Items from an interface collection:
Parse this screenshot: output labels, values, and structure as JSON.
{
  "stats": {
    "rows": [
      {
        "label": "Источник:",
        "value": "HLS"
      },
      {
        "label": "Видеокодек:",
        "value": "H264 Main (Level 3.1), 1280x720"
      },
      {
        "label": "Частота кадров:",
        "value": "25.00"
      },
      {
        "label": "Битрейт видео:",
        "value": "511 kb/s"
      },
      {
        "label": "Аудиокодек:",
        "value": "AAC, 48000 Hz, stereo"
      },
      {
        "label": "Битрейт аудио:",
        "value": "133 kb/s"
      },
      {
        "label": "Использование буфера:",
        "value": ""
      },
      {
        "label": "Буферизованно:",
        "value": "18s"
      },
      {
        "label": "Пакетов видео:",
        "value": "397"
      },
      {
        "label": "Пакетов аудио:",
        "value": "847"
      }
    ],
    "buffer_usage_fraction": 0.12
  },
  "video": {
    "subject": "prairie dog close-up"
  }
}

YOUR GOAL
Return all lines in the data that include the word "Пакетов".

WRITTEN SOLUTION
        "label": "Пакетов видео:",
        "label": "Пакетов аудио:",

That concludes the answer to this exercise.